The steady advance of the far right across Europe is a particular threat to Black and other ethnic minorities and religious communities and also to trade unions. In Britain the mass appeal of Corbyn’s popular agenda is helping to restrain the far right’s advance, but this would change if the next Labour leaders is not from the left. That would allow the potential space for the far right to grow.

Leadership nominations – MPs threshold should not be 10%

Analysing the interrelation of the political situation with the effect of the MPs’ a ten per cent nomination threshold, this is that it will ensure that Labour’s members and Affiliated Supporters (the individual trade unionists who vote in leadership elections) do not have a Corbynista candidate to vote for in the next leadership election. It is an undemocratic measure to block members from being able vote for their preferred candidate. This veto against the left needs to be removed, with the MPs’ threshold reduced to a maximum of five per cent. Five per cent was the level it was at in 1988.

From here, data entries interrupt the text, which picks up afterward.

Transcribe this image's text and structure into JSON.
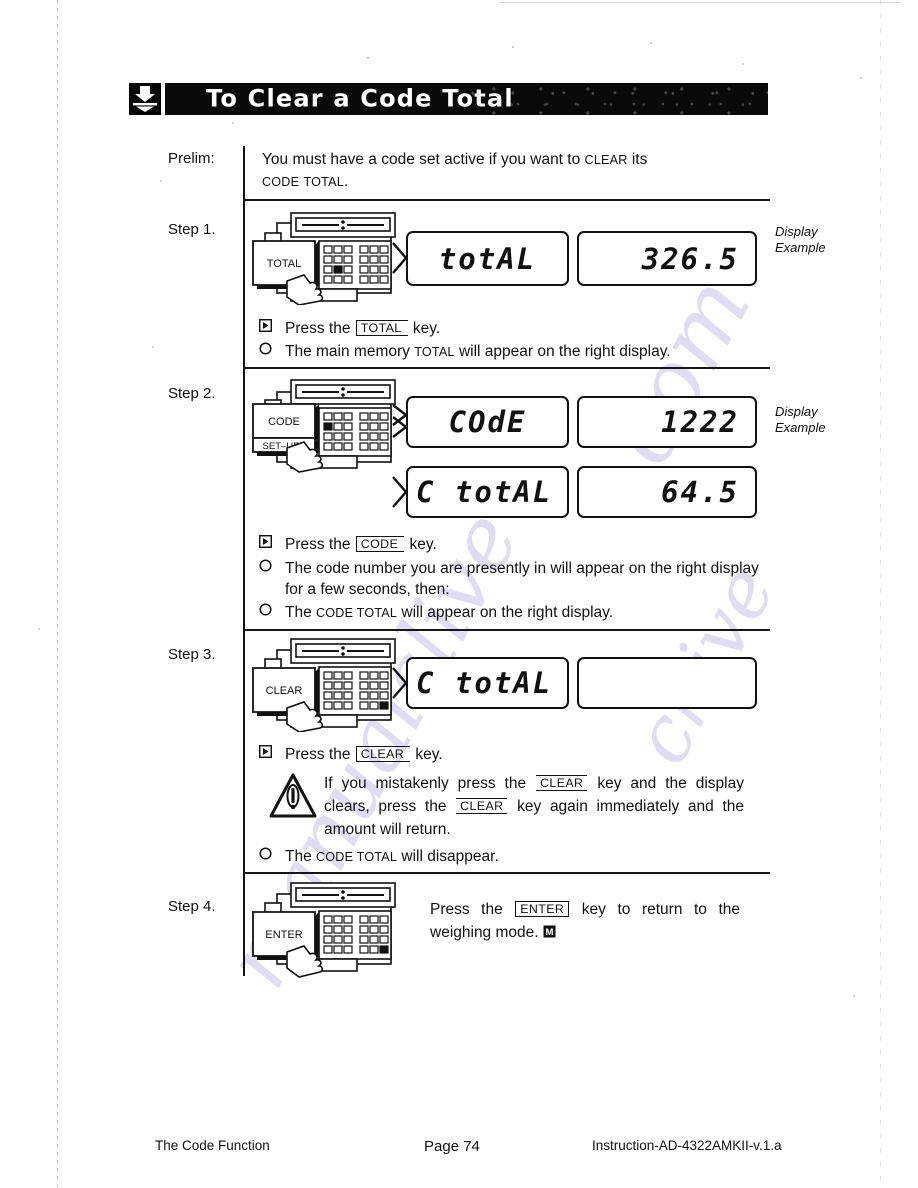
{
  "banner": {
    "icon": "down-arrow-icon",
    "title": "To Clear a Code Total"
  },
  "prelim": {
    "label": "Prelim:",
    "line1_a": "You must have a code set active if you want to ",
    "line1_sc": "CLEAR",
    "line1_b": " its",
    "line2_sc1": "CODE",
    "line2_sc2": "TOTAL",
    "line2_end": "."
  },
  "steps": [
    {
      "label": "Step 1.",
      "key": "TOTAL",
      "sublabel": "",
      "display_example": "Display\nExample",
      "displays": [
        {
          "left": "totAL",
          "right": "326.5"
        }
      ],
      "instructions": [
        {
          "mark": "play",
          "pre": "Press the ",
          "key": "TOTAL",
          "post": " key."
        },
        {
          "mark": "circle",
          "pre": "The main memory ",
          "sc": "TOTAL",
          "post": " will appear on the right display."
        }
      ]
    },
    {
      "label": "Step 2.",
      "key": "CODE",
      "sublabel": "SET-UP",
      "display_example": "Display\nExample",
      "displays": [
        {
          "left": "COdE",
          "right": "1222"
        },
        {
          "left": "C totAL",
          "right": "64.5"
        }
      ],
      "instructions": [
        {
          "mark": "play",
          "pre": "Press the ",
          "key": "CODE",
          "post": " key."
        },
        {
          "mark": "circle",
          "pre": "The code number you are presently in will appear on the right display for a few seconds, then:"
        },
        {
          "mark": "circle",
          "pre": "The ",
          "sc": "CODE TOTAL",
          "post": " will appear on the right display."
        }
      ]
    },
    {
      "label": "Step 3.",
      "key": "CLEAR",
      "sublabel": "",
      "display_example": "",
      "displays": [
        {
          "left": "C totAL",
          "right": ""
        }
      ],
      "instructions": [
        {
          "mark": "play",
          "pre": "Press the ",
          "key": "CLEAR",
          "post": " key."
        },
        {
          "mark": "circle",
          "pre": "The ",
          "sc": "CODE TOTAL",
          "post": " will disappear."
        }
      ]
    },
    {
      "label": "Step 4.",
      "key": "ENTER",
      "sublabel": "",
      "display_example": "",
      "displays": [],
      "instructions": []
    }
  ],
  "warning": {
    "icon": "warning-triangle-icon",
    "t1": "If you mistakenly press the ",
    "k1": "CLEAR",
    "t2": " key and the display clears, press the ",
    "k2": "CLEAR",
    "t3": " key again immediately and the amount will return."
  },
  "step4_text": {
    "pre": "Press the ",
    "key": "ENTER",
    "mid": " key to return to the weighing mode. ",
    "end_icon": "end-of-section-icon"
  },
  "footer": {
    "left": "The Code Function",
    "center": "Page 74",
    "right": "Instruction-AD-4322AMKII-v.1.a"
  }
}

This year’s Labour conference maintained the MPs ten per cent threshold in Labour’s rule book and added a requirement that nominees also secure the nomination of either five per cent of CLPs or five per cent of unions (the precise formula being: at least 3 affiliates – at least 2 of which shall be trade union affiliates – comprising 5 per cent of affiliated membership).

Ending the MPs’ ten per cent threshold should be a priority for activists on the left, both in the unions and in amongst Labour’s members. What is needed at the next Labour conference is an agreement between the unions and Corbyn’s supporters in the CLPs to reduce the MPs threshold to five per cent. If the unions want to have their own veto, for example set at five per cent, that should be accepted as it is entirely reasonable. What should not be accepted is the continuation of the MPs’ veto, allowing them to block Labour’s next leader coming from its left. Such an important issue as the leadership should be decided by Labour’s members and trade union affiliates.